▶ What is expected:
Select from the records below every line that has the word "down" in it.

▶ Task input:
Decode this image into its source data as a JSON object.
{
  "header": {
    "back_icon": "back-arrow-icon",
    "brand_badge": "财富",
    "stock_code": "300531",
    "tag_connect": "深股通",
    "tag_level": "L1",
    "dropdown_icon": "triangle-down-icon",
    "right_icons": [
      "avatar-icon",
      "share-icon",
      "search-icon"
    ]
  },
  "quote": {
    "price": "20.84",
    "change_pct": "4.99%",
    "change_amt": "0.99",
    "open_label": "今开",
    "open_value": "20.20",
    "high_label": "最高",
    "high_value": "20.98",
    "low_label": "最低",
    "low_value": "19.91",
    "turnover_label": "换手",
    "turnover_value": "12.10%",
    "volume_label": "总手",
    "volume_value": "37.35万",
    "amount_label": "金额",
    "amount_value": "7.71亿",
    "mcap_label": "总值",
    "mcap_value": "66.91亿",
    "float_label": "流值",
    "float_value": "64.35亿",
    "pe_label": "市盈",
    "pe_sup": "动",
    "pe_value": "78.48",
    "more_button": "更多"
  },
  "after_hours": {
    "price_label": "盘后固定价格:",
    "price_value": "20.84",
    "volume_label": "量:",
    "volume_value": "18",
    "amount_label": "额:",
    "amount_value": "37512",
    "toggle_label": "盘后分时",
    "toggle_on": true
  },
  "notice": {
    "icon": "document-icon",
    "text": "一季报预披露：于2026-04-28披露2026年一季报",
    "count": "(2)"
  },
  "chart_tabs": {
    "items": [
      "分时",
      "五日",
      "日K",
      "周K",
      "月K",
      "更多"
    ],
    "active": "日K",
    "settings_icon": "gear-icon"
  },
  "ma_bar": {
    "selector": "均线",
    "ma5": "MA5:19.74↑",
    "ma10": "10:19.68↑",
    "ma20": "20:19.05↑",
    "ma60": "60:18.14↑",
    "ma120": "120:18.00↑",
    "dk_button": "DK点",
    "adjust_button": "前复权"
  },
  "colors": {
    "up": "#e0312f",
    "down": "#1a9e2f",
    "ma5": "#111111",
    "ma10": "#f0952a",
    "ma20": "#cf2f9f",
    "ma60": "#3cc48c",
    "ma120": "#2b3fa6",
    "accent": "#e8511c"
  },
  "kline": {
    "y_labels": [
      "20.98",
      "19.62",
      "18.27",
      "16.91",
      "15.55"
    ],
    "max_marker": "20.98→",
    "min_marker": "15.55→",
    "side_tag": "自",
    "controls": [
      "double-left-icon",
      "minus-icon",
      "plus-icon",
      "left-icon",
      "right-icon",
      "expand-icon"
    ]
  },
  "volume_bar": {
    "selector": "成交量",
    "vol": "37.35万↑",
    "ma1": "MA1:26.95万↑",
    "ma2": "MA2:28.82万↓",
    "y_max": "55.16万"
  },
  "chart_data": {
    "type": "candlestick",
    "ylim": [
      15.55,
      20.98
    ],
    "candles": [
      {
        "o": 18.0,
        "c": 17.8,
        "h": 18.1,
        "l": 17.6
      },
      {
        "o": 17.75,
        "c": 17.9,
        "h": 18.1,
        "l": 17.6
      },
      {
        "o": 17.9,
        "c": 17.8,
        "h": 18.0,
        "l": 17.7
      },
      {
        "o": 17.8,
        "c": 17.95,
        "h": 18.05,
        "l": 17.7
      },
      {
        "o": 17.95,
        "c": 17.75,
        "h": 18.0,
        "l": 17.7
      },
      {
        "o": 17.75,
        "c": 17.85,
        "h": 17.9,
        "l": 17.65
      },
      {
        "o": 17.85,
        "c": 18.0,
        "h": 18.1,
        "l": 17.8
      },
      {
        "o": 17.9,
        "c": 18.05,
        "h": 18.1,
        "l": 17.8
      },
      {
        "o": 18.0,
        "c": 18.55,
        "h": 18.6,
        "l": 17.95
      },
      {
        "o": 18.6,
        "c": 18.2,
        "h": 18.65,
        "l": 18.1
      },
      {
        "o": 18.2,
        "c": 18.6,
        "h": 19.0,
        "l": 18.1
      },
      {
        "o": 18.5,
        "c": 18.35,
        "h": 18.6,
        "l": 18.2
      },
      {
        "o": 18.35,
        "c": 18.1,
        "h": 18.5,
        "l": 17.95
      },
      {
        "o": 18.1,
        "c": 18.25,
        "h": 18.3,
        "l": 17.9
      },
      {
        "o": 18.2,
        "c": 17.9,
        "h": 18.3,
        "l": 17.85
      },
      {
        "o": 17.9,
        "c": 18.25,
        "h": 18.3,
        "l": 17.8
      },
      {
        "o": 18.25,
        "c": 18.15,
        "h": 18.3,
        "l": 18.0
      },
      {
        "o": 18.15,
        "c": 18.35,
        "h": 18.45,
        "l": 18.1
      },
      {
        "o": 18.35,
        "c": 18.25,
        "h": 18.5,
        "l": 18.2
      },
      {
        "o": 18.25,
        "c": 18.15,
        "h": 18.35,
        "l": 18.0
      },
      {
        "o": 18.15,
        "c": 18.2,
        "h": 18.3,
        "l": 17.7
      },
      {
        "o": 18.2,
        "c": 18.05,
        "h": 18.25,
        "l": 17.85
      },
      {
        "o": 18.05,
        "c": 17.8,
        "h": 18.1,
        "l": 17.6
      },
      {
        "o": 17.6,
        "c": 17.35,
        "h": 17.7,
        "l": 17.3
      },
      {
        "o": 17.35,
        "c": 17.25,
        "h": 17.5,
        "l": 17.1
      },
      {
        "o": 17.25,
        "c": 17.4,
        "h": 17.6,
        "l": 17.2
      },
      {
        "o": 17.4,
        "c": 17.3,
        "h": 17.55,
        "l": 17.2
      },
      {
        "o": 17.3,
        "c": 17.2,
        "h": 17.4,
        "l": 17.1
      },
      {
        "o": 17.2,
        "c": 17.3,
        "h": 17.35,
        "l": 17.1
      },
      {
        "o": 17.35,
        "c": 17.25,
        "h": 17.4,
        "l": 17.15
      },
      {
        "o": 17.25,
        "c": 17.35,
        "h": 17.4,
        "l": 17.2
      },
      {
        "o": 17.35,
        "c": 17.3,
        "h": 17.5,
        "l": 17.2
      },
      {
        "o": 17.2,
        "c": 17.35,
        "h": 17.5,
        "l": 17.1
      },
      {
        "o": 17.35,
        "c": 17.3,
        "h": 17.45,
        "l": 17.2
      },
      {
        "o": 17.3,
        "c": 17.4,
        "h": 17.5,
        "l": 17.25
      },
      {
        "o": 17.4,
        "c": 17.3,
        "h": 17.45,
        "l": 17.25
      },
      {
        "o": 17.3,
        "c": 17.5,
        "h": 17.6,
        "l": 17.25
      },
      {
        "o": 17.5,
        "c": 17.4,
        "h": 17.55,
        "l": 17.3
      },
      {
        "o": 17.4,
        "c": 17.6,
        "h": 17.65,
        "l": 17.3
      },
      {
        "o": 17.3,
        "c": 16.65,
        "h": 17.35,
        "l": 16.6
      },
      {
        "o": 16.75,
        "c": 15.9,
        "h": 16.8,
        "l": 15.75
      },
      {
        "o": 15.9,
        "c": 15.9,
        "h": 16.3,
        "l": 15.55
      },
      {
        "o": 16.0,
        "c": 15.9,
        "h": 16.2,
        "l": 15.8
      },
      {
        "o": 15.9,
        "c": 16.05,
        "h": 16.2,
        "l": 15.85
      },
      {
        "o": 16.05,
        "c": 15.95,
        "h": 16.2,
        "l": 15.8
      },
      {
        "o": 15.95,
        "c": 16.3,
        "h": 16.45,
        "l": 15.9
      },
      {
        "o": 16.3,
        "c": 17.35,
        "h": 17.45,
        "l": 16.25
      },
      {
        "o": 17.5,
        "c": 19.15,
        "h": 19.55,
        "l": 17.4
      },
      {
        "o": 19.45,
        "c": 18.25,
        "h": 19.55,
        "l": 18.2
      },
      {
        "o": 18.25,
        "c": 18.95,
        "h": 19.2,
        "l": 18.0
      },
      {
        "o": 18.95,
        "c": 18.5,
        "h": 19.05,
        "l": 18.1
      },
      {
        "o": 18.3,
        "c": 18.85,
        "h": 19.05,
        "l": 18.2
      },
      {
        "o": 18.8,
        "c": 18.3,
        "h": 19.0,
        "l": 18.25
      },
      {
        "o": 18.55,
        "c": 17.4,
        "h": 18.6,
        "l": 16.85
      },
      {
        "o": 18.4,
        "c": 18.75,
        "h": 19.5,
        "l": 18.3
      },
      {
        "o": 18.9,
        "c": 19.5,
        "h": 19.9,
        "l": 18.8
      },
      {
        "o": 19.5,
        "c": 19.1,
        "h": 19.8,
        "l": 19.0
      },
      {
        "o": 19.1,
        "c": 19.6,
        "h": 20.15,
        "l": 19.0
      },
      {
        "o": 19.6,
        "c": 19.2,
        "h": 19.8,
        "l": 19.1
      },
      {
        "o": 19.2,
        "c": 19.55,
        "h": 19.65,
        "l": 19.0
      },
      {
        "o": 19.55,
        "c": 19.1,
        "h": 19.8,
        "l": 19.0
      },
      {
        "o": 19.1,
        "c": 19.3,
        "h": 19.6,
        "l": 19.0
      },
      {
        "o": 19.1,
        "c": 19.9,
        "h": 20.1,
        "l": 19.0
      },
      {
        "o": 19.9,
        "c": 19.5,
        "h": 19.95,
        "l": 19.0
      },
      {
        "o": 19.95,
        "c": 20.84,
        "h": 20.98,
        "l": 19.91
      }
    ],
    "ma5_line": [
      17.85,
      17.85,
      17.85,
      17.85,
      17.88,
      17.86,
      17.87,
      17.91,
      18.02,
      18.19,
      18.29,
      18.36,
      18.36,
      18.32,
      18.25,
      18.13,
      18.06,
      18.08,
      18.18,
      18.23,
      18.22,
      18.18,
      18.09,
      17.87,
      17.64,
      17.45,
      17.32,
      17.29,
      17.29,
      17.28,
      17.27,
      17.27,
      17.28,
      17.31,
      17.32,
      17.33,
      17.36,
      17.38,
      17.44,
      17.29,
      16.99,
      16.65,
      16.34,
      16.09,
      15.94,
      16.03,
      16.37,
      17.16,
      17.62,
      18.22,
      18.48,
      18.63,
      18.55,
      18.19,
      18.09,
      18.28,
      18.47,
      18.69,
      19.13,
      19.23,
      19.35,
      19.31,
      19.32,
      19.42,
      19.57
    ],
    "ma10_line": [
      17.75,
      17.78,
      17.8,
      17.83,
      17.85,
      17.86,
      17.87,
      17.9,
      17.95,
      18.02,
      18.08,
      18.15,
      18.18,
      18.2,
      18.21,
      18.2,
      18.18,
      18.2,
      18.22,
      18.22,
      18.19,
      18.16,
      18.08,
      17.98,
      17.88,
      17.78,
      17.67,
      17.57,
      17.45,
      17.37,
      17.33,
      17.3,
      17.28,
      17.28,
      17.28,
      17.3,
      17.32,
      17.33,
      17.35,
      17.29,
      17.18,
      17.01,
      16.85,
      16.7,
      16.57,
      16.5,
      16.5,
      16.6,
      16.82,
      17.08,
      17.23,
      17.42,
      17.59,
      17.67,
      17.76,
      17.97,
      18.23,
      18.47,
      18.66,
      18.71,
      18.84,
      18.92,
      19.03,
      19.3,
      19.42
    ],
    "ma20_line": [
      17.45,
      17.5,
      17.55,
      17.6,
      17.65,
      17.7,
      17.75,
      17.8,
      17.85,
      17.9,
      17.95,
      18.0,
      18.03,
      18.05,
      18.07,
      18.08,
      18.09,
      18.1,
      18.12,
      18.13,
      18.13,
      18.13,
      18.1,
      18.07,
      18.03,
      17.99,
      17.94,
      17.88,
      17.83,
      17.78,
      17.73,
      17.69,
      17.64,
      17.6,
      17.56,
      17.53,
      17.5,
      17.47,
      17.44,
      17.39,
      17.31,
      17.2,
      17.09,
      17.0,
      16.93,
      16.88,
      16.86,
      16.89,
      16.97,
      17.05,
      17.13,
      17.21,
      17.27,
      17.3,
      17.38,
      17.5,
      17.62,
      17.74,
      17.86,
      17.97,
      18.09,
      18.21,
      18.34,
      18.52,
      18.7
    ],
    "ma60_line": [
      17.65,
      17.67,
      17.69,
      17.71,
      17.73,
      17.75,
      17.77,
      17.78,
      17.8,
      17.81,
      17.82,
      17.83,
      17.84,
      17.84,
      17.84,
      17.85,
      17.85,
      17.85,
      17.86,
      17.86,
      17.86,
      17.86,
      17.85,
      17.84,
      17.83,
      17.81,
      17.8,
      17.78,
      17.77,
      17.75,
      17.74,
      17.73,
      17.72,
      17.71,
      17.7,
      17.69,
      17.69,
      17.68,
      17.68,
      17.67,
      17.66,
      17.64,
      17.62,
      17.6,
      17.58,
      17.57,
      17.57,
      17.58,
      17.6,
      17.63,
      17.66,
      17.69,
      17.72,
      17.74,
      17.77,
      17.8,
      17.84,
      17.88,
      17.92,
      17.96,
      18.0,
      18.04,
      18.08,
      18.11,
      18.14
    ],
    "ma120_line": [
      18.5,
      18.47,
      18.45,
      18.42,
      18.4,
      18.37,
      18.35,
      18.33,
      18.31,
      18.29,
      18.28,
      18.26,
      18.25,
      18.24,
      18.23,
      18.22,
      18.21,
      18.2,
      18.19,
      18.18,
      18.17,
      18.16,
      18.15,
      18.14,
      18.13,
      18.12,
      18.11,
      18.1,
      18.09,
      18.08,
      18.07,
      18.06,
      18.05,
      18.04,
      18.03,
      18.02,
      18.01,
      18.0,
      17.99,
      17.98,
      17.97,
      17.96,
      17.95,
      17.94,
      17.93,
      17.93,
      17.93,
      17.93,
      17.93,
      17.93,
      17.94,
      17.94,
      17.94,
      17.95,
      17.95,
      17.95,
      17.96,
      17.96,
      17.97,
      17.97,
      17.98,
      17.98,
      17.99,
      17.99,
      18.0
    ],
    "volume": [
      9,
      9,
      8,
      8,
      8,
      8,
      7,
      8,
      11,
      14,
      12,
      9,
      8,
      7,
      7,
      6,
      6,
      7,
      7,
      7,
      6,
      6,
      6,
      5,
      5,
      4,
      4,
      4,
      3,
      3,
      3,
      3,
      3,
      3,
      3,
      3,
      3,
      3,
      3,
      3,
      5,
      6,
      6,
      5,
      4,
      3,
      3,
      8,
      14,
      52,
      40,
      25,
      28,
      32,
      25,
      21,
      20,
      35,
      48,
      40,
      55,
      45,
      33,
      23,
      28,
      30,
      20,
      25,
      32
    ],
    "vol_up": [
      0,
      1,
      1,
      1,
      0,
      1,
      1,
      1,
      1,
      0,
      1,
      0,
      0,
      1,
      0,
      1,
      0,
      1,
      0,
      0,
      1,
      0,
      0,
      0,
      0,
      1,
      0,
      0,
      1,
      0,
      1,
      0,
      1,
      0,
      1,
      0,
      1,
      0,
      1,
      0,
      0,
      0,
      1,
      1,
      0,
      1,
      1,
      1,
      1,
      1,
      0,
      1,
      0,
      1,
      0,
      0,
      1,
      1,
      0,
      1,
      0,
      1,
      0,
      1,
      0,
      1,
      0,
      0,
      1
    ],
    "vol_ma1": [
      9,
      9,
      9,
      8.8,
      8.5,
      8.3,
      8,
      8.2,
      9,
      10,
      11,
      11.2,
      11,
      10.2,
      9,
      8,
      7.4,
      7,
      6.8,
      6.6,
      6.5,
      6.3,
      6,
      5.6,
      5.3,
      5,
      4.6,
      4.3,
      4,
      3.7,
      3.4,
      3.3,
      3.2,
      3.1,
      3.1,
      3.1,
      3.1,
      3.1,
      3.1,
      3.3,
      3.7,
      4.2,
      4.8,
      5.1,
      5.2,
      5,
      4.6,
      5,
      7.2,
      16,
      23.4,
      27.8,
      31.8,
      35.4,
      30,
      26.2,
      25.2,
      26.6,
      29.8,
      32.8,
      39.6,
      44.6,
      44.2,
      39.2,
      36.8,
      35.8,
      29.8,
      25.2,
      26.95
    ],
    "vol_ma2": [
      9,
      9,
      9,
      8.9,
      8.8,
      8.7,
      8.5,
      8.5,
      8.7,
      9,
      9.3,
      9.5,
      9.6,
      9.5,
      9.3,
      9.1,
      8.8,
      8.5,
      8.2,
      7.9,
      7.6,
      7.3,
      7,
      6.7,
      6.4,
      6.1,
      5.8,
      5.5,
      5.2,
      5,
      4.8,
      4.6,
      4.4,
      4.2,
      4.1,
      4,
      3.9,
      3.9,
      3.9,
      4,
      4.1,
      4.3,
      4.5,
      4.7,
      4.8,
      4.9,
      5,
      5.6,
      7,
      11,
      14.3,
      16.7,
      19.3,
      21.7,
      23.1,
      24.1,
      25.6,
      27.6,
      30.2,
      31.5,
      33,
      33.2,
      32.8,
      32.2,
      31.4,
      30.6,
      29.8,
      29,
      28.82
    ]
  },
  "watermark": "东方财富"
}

▶ Written answer:
    "dropdown_icon": "triangle-down-icon",
    "down": "#1a9e2f",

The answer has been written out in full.